I, on the other hand, come from Spain, where the jury is still out on wether beets are an actual food, or simply the main ingredient in Coca-Cola; I can do what I want, and offend no ancestors.

Which is just to say: pressure cook (or boil) ox tails and whole beets, well salted, with an onion and a carrot and a stick of celery and a bay leaf. 50 minutes under pressure will do the trick.
Let the pressure come down naturally and strain the broth. Throw away the onion, carrot and celery.
Chop the beets into small pieces.
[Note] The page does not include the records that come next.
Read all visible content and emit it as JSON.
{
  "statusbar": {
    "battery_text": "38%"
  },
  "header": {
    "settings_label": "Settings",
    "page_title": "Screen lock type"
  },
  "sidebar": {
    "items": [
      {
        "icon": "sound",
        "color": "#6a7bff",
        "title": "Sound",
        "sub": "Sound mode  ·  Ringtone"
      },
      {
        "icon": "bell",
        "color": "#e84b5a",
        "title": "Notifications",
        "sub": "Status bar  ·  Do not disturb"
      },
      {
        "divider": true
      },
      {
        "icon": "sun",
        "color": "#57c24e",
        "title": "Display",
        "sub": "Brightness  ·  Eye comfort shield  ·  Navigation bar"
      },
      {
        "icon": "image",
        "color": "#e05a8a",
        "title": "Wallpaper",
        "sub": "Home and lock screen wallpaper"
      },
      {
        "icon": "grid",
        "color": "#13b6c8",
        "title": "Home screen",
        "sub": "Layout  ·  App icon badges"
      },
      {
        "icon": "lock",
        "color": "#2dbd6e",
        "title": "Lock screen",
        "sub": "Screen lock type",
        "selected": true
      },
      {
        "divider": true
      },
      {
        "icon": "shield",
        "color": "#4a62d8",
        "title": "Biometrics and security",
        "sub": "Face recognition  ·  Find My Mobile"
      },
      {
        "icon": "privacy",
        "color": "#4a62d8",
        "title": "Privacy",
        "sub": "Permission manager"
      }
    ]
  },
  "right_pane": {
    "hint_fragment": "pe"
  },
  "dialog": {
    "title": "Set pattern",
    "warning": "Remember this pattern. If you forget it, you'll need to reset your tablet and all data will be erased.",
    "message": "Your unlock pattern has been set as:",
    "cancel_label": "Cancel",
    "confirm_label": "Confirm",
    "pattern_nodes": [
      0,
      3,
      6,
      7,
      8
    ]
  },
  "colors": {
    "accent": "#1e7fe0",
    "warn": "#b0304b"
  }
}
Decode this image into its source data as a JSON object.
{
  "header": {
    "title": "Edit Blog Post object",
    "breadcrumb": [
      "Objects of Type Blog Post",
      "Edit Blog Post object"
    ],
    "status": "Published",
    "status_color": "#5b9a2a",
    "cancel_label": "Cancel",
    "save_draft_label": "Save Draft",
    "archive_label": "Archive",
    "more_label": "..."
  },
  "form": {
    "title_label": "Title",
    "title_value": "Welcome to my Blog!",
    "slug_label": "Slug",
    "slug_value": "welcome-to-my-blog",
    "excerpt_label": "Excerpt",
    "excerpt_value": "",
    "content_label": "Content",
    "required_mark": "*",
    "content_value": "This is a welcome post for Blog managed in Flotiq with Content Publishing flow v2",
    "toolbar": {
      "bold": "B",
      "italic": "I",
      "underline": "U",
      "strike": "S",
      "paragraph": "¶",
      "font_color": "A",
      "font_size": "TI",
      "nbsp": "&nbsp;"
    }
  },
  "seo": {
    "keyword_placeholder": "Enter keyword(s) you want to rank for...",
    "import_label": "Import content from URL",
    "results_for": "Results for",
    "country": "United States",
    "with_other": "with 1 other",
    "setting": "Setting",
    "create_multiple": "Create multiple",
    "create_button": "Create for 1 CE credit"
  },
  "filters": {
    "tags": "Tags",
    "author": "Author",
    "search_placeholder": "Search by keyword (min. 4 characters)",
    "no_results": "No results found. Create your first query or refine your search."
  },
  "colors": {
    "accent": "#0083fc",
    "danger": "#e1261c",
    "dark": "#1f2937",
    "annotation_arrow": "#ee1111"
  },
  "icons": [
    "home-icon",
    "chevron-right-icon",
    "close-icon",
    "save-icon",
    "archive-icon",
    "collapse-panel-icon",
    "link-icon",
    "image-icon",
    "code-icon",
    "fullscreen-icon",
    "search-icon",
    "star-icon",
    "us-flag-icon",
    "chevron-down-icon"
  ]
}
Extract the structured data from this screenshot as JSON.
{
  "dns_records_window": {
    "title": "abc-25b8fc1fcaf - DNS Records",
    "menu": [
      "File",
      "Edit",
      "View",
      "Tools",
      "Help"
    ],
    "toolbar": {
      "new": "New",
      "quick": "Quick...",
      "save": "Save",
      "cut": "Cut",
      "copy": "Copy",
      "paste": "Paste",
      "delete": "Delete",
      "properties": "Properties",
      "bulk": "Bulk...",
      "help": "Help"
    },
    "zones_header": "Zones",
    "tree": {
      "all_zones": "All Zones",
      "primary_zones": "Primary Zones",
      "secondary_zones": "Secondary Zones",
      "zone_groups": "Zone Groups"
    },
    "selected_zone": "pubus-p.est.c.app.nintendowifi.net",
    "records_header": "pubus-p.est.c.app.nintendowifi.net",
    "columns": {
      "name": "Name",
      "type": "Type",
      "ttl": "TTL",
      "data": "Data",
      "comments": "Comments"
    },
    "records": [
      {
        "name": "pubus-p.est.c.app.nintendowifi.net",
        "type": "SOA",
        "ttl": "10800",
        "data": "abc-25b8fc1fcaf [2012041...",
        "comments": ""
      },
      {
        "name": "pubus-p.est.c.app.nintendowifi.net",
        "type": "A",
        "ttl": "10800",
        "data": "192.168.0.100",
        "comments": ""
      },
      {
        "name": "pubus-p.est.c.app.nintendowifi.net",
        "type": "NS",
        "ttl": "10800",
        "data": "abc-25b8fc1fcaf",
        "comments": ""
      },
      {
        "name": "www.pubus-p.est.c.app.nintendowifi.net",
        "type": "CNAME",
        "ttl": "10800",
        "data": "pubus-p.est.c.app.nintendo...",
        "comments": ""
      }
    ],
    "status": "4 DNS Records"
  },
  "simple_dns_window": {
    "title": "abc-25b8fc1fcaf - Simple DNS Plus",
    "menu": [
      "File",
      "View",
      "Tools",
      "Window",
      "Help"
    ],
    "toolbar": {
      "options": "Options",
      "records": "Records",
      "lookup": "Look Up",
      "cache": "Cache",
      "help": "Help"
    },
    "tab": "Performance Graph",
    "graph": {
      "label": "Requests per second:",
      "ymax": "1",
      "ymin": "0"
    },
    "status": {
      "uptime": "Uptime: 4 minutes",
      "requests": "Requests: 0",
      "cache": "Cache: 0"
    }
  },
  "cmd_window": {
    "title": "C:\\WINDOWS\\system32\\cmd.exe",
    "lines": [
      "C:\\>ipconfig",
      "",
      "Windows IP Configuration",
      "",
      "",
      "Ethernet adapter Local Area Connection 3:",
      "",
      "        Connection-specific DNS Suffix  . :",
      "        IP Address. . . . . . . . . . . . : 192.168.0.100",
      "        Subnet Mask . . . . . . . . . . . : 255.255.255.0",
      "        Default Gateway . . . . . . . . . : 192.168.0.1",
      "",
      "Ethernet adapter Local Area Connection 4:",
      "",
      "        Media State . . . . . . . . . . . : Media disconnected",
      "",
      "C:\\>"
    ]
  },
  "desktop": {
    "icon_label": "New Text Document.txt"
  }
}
Shred the meat, set aside and discard the bones.

Now season the broth, which will probably need more salt, Sherry vinegar and a glug of Sherry.

Then decide:

You can do a cocido madrileño game plan and serve the broth first, followed by the meat and beets, with bread and butter and dill pickles.

Or you can boil potatoes and cabbage in the broth, and mix it all in a big bumper bowl of vegetable goodness. Sour cream and chives welcomed.

You can also set aside some or all of the meat and veg and use them to fill some piroshki, little turnovers that you fry or bake (I bake).

Or you can serve the all together mix first, and then strain the leftovers. Have the consommé as is, with perhaps a little lemon juice, more Sherry and lots of black pepper, or, if it´s summer, serve it as fuchsia jelly. And toss the meat and beets and cabbage with boiled potatoes, dill pickles and parsley or chives for a gorgeous potato salad.

A win-win soup.